#TBT Cultural Heritage and the Representation of Identity
|Lecture Schedule: ||Thursday 2.00 p.m. – 5.00 p.m. – location TBA |
|Faculty: ||Willeke Wendrich, Near Eastern Languages and Cultures |
Wendy Teeter, Fowler Museum of Cultural History
Steven Nelson, Art History
#TBT Throwback Thursday is one of the most popular tags in Instagram. A person’s history is closely linked to cultural environment present and past. Cultural heritage is a topic that is considered by many university departments from many different angles. Archaeologists on campus examine the material culture—buildings, homes, tombs, temples, treasures—of past civilizations with an eye aimed at arriving at an understanding of how non-extant societies made sense of themselves and the world in which they lived and worked. Art Historians consider how different peoples around the globe use the plastic and visual arts to represent themselves and tell their stories. Anthropologists, folklorists, and performance artists focus on how human identity is represented in such intangible expressions of culture as myth, legend, folklore, music, and dance. Scholars in museum studies and digital humanities work to present all of these different facets of human culture to the public at large, without doing harm to the heritage of those who produced these works of self-representation.
We will discuss questions such as:
- How can we preserve tangible or intangible heritage in a time when much destruction happens?
- What is cultural memory and how does it influence cultural narratives?
- What are traditional “great discoveries” in archaeology, and do we still think they are great?
- By whom and how are history or culture represented?
- How is the present day population involved in archaeology?
- What is the meaning of a landscape, and for whom?
- How do museums present tangible and intangible heritage?
- Whose heritage is it?
- Is World Heritage a problematic term?
- and many, many more
The first quarter of the cluster brings to the fore the big topics in cultural heritage and has a strong focus on debate and writing. Each week there will be a debate with different faculty for which you will prepare yourself with targeted readings and a small group discussion. In the second quarter you can choose from a number of pivot courses, in which you do research in close collaboration with a faculty member.

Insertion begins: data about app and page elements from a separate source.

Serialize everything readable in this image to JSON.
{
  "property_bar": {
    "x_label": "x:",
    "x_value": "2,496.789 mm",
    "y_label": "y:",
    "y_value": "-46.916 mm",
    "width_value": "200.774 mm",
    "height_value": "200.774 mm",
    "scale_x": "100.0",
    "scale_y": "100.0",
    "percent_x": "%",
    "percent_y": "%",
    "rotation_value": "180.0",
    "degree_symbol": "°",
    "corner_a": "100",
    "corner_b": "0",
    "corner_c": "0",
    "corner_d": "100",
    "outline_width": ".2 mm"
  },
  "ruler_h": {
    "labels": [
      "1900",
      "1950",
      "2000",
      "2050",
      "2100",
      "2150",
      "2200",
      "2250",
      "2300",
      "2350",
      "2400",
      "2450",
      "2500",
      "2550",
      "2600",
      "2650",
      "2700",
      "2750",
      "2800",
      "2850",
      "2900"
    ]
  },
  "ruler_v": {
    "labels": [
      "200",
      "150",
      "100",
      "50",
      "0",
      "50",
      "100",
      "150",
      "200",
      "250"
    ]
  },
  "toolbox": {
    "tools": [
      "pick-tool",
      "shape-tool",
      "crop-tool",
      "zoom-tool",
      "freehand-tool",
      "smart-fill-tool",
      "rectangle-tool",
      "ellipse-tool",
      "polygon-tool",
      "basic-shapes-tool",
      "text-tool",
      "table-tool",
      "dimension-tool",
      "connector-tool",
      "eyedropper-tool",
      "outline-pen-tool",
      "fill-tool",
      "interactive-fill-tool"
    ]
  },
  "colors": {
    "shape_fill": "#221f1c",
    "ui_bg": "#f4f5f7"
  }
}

The entire group will come together once a week to discuss the different pivot class subjects. The third quarter takes you experience and allows you to deepen your research and prepare an oral presentation on the subject of your choice.
Pivot Courses – In Winter 2017 the following seminars are offered:
- Visual Archaeology: representing the past from bar graph to game environments
- Reconstructing Yoruba Architecture
- Cultural Heritage Preservation CRM
- African American Gravestones
- Museums in the Digital Age
- Healing: Ritual and Transformation
Required Course Credit
Upon completion of the yearlong cluster, students will obtain credit for required courses in the departments of Near Eastern Languages and Cultures, World Arts and Cultures and Art History. The courses fulfill electives and partial required coursework (upon petition) in other departments. See your Department Counselor to petition. Additionally, the courses will help to satisfy UD electives units.